"We felt like we were able to move the ball up and down the field," said Boldin. "We had miscues here and there, but for the most part, we felt like we were able to move the ball when we wanted to."
Leading 19-14, the Ravens defense did the rest. Former Texan Bernard Pollard made a great play to break up a pass intended for Arian Foster on 3rd-and-9. A sack by Pernell McPhee on 3rd-and-3 ended the Texans next drive and forced a punt, and then the Ravens stopped Houston on fourth down in its final two possessions.
Overall, Schaub, whose top target, Andre Johnson, missed the game with a hamstring injury, went just 21-for-37 for 220 yards and was sacked four times. Foster, last year's rushing champ, finished with 49 total yards on the ground on 15 carries though he did catch six passes for 52 yards.

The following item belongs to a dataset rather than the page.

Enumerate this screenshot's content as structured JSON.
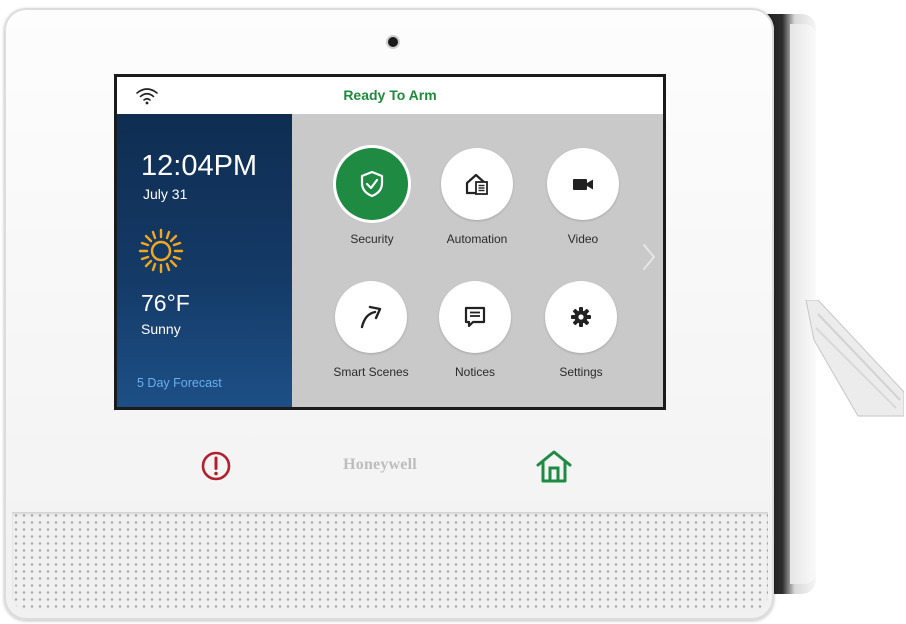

It was quite a reversal from last year when the Texans gouged the Ravens for 489 total yards and 28 first downs. They had 293 yards and 18 first downs today, and got their only other touchdown when left guard Wade Smith recovered Ben Tate's fumble in the end zone.
While the defense was its stellar self aside from the long touchdown pass to Jones -- "It was just bad judgment on my part," Reed said of the play -- and early struggles on third down, the offense continued to battle inconsistency.
Looking sharp after the bye week, the Ravens went 97 yards in 16 plays on their first possession, ending in Flacco's 1-yard plunge into the end zone, the first first-quarter touchdown the Texans have given up all season. Flacco went 7-of-8 on the drive for 82 yards, and the Ravens also benefited from two personal foul penalties on Houston defensive end Antonio Smith.
But instead of setting the tone for a huge offensive day, the drive only added to the quarter and a half of offensive frustration that followed. The next three drives ended in a punt, a Flacco fumble that set up the Texans touchdown, a 43-yard Cundiff field goal and then a Flacco interception on a play where tight end Ed Dickson was wide open down the field.
Several plays during that span ended with Flacco laying on the turf as the Texans defense, even without Mario Williams, generated a consistent pass rush.
"My speech at halftime was simple: 'I don't care whether we run or pass it, we need to execute,'" said Rice. "Today was the day that it didn't look pretty at first, but in the second half, we got it all together. Joe Flacco, making the throws that he made, even under pressure, proved that he's an elite quarterback."
The Ravens also made some minor adjustments, opting to run the ball more inside. That resulted in 91 rushing yards in the second half after they accumulated just 22 in the first half.
But as Texans coach Gary Kubiak noted, by far the biggest plays were when Flacco had time to look down field and find open receivers. The 56-yarder to Boldin may have been Flacco's best throw, and he even admitted that he didn't think he had put enough air under the ball until he saw otherwise on the stadium JumboTron.
"I saw nerves," Harbaugh said when asked about some of Flacco's second-half throws. "I think that's an old-fashioned word for poised. I saw nerves of steel. When you have a team that knows how to win -- and I think our team knows how to win -- they find a way to win a really tough game against a good team."